Phoebe Putney Memorial Hospital
ALBANY, Ga. -- After months of tracking down data and performing key leader interviews, the community needs assessment recently compiled by the staff at Phoebe Putney Memorial Hospital made it to the table for a vote Wednesday.
In the meantime, a progress report was given on the hospital's efforts to comply with mandates for the meaningful use of electric health records from the Centers for Medicare and Medicaid Services.
The hospital board approved the assessment and implementation plan at its regular monthly meeting on Wednesday, a few weeks ahead of the July 31 deadline. As part of a new requirement from the Internal Revenue Service, Phoebe had until the end of its current fiscal year -- which was the end of this month -- to complete a needs assessment and have it approved by the board.
Such an assessment is now expected to be done every three years to avoid a $50,000 fine.
In order to get the needs assessment completed, officials say an internal team gathered data and made contact with more than 30 key leaders -- as well as other individuals in the area -- from November 2011 onward with the goal of defining priorities that need to be addressed in Phoebe's primary coverage area.

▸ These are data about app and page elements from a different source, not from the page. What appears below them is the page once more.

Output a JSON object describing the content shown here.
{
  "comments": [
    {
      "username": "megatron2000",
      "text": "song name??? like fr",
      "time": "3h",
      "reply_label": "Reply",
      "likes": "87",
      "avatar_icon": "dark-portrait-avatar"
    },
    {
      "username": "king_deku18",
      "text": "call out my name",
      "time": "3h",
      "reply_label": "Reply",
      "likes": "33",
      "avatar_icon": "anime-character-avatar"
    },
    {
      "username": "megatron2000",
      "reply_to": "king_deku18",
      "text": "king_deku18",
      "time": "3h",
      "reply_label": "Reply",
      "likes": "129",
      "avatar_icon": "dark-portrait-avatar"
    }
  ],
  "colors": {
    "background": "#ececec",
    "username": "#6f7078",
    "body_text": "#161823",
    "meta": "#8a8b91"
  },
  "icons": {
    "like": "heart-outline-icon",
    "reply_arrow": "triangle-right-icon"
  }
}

Among the priorities identified included maternal and child health, mental health and substance abuse, obesity and related acute and chronic diseases as well as health literacy, promotion and awareness.
Per the implementation plan, the grant-funding arm of Phoebe's community benefits committee -- Phoebe Community Visions -- will begin to narrow the focus of its grant-giving purposes to align directly with the needs outlined in the assessment. These grants, Phoebe officials say, will be distributed in cycles to various community agencies that aim to address the region's health-related needs, officials have said.
The needs assessment and implementation plan is now on the the hospital's home page,, www.phoebeputney.com, under the "Building Healthy Communities" tab.
Officials say the decision to switch to a formal electronic health records process, known as computerized provider order entry, was made roughly six years ago -- prior to the mandate.
"We have been in electronic records in one sort or another for a couple of decades," said Dr. Doug Patten, senior vice president of medical affairs at Phoebe.
Getting doctors adjusted to going from handwritten patient records to electronic records has been one of the biggest challenges the hospital has had to undergo in the process of converting to the new system -- which will likely enhance the patient care process by eliminating non-essential steps and decreasing error, Patten said. It is designed to constantly provide real-time patient data from anywhere with Internet access. There is less of a need to interpret a doctor's handwriting, decreasing potential for dosage errors, and it allows for more complete information with a quicker turn-around time.
It also allows for storage of relevant data in one location, in turn allowing for alerts to pop up on a patient's file regarding potentially life-threatening drug allergies and interactions, officials say.
Over time, doctors were gradually brought onto the system. Staff training started several months ago, with proficiency to be expected at the first of this month. Currently, 71.5 percent of orders placed at the hospital for the inpatient adult population are entered through the new system, officials say.
"I wish we could say it is like flipping on a switch, but it's not," said Dr. Steve Kitchen, president of Phoebe's medical staff. "It is really a labor intensive process.
"...From a patient safety standpoint, the evidence is compelling."